A thorough review of TWC's skeletonizing work and how it illuminates the disparity in craftsmanship between indy watch brands and mainstream consumer luxury brands. Now enjoy some of the finest horological innovations you have ever seen.
What differentiates an independent watchmaker like TWC from the mainstream consumer luxury watch brands is the attention to detail and handwork applied to the production of its product. This reality creates an endless realm of creative possibilities where TWC can make whatever watch it desires to make. There are no burdens imposed on independents like TWC from the capitalist structure of consumer luxury. There are no retailers requesting split allocation, there is no required quantity, and there doesn't have to be some exact code for the production of each watch. This results in simply the purest form of the craft, in which every wearer of a TWC timepiece can look down at their wrist and think, "not a single other individual has this exact same watch." TWC doesn't make watches for its customers to buy, TWC makes watches for its customers. Handmade horological instruments are an art form that appeal directly to those whom enjoy it as such. In this article, we take a look at some of our finest work, and show you why the mainstream consumer luxury watch brands can't even be put in the conversation with the likes of indy watch brands like TWC in terms of what's possible in handmade craftsmanship.

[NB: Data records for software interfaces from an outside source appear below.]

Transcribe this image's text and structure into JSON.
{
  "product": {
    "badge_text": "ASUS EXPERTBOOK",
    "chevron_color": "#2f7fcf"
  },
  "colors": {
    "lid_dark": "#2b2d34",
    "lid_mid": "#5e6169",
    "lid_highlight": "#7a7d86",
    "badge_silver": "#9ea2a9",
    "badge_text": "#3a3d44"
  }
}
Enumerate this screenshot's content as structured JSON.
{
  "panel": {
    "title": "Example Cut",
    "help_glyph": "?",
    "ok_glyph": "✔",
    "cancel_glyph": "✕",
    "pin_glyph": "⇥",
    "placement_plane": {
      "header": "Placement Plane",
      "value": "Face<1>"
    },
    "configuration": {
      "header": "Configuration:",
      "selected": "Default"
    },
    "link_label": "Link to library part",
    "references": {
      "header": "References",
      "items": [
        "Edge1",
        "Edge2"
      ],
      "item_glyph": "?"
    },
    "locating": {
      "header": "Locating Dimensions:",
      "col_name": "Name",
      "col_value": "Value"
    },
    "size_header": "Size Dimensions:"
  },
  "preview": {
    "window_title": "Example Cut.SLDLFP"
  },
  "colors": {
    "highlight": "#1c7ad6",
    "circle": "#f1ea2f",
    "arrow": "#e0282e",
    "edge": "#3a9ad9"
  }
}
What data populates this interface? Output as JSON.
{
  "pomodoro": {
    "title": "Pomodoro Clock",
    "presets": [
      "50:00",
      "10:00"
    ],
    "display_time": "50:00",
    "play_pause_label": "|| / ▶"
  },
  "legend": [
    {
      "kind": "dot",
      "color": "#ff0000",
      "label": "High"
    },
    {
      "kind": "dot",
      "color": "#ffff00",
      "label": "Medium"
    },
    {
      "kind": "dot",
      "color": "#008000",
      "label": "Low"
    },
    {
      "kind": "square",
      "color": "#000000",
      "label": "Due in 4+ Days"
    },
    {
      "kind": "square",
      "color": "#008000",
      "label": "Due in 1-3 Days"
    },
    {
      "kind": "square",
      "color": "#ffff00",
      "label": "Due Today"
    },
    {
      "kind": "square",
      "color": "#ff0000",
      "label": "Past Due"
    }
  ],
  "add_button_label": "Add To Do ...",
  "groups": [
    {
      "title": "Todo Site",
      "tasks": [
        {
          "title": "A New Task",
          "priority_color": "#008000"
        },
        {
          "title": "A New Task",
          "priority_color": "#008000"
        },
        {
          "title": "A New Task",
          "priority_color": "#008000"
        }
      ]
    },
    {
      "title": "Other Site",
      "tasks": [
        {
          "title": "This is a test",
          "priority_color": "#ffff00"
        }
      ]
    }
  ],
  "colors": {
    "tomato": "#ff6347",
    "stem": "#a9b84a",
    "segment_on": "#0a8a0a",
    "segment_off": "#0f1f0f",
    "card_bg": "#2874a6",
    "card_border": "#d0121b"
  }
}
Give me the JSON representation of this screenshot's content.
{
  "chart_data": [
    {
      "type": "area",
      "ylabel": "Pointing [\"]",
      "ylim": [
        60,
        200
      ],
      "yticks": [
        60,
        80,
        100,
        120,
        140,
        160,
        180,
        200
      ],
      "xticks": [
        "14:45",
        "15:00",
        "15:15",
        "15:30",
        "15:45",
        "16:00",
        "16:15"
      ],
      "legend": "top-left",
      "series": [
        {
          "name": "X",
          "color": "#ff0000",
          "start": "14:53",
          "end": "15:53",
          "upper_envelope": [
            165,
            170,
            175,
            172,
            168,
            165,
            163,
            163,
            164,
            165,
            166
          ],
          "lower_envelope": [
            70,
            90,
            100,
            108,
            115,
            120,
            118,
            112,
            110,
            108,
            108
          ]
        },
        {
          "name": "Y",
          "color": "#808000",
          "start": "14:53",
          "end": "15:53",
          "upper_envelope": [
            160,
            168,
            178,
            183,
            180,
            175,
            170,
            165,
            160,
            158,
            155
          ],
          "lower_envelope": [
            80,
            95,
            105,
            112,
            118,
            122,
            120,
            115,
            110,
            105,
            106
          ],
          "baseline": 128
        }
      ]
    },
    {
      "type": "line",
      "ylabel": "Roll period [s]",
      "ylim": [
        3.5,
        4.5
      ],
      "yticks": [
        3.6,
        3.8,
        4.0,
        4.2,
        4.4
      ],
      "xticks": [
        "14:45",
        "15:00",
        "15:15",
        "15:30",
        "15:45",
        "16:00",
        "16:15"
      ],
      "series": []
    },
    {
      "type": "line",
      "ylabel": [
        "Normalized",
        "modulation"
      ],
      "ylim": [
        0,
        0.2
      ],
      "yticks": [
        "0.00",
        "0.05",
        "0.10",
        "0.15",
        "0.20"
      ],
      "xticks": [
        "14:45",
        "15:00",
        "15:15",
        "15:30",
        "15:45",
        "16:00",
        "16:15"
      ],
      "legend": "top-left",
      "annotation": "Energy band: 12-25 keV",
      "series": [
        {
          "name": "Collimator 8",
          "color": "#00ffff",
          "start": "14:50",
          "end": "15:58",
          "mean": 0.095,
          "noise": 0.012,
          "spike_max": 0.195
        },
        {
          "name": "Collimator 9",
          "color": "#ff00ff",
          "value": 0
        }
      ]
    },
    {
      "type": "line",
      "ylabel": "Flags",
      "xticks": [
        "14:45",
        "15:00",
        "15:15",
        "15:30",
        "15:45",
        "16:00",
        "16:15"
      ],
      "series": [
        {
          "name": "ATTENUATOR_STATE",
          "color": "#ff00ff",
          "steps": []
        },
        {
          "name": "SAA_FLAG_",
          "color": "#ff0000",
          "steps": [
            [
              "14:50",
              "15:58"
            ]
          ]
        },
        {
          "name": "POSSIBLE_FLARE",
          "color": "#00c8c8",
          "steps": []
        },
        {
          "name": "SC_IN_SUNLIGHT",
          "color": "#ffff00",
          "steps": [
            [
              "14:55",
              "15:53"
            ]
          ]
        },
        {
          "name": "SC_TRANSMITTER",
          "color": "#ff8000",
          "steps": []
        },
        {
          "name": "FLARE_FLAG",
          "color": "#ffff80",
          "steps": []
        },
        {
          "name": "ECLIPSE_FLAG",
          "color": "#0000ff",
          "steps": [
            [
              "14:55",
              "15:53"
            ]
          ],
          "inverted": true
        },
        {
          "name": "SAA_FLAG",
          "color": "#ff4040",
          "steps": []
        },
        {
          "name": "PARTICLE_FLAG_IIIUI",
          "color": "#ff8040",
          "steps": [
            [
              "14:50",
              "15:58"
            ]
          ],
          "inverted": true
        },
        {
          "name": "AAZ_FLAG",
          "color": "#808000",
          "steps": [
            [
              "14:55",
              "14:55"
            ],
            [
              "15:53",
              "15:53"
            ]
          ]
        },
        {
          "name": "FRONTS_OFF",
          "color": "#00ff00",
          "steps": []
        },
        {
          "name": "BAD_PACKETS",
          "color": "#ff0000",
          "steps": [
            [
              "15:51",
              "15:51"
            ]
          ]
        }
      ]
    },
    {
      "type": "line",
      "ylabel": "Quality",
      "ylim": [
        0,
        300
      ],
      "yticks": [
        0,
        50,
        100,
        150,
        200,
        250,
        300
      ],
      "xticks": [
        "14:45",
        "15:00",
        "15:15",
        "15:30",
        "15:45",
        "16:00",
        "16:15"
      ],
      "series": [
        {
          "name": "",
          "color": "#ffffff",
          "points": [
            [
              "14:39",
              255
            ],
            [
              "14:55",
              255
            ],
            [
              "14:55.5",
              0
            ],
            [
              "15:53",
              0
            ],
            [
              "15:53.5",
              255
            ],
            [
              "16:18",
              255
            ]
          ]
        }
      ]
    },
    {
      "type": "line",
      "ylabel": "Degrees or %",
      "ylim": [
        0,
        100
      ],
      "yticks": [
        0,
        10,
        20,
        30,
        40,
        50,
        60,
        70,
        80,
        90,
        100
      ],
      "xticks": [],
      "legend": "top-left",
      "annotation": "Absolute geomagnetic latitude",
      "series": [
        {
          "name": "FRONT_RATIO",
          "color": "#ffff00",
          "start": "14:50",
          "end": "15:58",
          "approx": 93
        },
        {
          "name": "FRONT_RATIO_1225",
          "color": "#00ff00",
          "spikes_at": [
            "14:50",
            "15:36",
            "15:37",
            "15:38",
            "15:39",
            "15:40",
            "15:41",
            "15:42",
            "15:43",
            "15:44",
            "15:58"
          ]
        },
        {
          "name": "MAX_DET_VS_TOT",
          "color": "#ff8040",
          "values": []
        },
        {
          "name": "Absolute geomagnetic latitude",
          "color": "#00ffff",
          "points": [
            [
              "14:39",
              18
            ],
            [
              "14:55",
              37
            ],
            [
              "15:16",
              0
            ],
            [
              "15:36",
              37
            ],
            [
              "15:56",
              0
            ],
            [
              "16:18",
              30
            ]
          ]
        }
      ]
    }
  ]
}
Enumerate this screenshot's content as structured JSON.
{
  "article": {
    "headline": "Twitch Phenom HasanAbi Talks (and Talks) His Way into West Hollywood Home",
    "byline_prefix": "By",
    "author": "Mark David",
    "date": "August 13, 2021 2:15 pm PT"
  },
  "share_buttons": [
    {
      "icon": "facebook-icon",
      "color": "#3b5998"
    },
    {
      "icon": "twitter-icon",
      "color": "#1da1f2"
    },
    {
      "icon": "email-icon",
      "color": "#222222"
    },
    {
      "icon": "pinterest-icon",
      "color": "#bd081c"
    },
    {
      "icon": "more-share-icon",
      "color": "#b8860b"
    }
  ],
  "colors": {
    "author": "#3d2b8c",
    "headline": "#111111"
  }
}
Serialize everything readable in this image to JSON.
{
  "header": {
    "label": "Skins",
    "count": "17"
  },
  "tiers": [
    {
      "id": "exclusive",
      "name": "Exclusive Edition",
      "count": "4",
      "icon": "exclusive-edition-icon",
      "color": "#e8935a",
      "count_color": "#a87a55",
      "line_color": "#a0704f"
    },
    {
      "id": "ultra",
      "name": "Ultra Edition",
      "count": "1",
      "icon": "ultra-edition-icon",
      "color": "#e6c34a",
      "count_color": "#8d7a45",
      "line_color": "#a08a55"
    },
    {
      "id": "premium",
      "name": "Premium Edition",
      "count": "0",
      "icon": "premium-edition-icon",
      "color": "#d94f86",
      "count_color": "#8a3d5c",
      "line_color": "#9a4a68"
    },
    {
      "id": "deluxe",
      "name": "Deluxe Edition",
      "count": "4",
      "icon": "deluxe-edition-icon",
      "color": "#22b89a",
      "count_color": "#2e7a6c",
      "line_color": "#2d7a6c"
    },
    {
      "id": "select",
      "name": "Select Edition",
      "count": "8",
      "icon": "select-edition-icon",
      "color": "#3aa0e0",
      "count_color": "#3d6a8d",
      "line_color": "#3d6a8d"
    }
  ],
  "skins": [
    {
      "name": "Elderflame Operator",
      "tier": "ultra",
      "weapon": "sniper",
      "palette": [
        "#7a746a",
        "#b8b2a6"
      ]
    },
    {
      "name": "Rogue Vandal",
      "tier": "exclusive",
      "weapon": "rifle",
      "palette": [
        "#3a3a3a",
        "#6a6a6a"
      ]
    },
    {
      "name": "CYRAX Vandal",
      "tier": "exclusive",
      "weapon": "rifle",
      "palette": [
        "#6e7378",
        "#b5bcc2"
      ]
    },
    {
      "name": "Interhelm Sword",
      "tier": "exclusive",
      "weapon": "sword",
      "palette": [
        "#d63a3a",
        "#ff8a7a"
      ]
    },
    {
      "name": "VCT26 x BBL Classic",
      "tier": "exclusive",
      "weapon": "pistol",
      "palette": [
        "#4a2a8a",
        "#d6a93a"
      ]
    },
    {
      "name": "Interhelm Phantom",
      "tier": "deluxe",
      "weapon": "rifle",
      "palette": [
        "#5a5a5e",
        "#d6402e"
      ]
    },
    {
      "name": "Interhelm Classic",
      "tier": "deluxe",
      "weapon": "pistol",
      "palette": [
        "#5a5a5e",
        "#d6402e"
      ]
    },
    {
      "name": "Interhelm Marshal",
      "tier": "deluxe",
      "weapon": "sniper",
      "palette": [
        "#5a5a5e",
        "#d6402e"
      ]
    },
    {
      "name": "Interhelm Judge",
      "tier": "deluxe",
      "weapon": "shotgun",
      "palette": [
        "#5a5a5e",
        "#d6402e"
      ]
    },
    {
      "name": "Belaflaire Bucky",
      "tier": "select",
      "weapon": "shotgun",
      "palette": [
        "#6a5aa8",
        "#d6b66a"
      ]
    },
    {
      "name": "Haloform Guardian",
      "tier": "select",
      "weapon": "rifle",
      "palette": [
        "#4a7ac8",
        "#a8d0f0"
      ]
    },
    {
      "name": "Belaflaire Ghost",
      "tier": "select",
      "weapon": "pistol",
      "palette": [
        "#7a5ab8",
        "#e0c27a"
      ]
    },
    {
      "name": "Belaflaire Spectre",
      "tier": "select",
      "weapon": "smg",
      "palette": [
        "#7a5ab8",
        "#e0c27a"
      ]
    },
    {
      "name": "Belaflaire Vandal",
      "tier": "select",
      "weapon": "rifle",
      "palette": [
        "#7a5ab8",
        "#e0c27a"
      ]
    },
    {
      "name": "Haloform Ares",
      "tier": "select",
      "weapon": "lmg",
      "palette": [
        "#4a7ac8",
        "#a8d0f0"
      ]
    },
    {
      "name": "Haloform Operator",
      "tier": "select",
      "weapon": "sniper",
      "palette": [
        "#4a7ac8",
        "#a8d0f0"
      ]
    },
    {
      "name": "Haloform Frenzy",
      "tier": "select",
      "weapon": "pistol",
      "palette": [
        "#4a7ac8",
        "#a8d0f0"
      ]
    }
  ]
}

Our Skeleton collections over the years are a perfect example to explain the varying attention to detail and handwork applied in the production process between indy watch brands like TWC and the mainstream consumer luxury brands. TWC has marked itself as the lead American mechanical watchmaker over the past two decades due to many of the Skeletons you will soon see in this article. The skillset required to create these masterpieces is as rare to find here in the USA as it is to find a lepricon digging for gold at the end of a rainbow. Thats right, it's basically impossible. Thankfully, our founders from Germany happened to not only play large roles in the pioneering of this art form over sees, but brought it along with them once they came to the US. More importantly, their relationships with the few artisans whom share their skillset back in Germany remain strong today, allowing for the scaled production of this kind of work. This is a form of horological craft that just about won't be found anywhere else, except for the few friends of ours back in Europe whom we work with consistently.
All TWC Skeleton models are produced in very limited numbers, usually ranging between 10-20 with certain gold pieces limited to 5. The limited edition Quarter-Skeleton above is one of our most innovative mechanical sculptures, featuring the rear-end of the movement's plate as the dial. Hand-pressed and turned is an intricate pirlage pattern that has been finished with heat-application, bluing and further processes to produce a green effect. A decorative piece that explores various colors, reflective points and textures. With the ruby jewels, sterling silver outer dial, skeletonized white cathedral hands, dial layering, pirlage and guilloche, the Quarter-Skeleton couldn't do a better job at exactly what it was made to do...keep its wearer in endless awe. Nobody else's opinion matters for you, just yours.
This timepiece is yet another that was produced in collaboration with Jochen Benzinger, the master guilloche artist out of Germany and longtime friend of TWC founder, Hartwig Balke. The outer dial is made of solid sterling silver, with applied black indices atop of the elegant brushed finish. The inner dial is uniquely skeletonized, exhibiting a dynamic layout of hand-guilloche outer-dials that overlap with one another, forming a sense of single-plane sculptural abstraction. The skeletonized dial also features rose gold elements, adding a formal elegance to the timepiece. Last but least, a lone second hand, painted in red, completes the complex aesthetic with a bold statement of contrasting tone.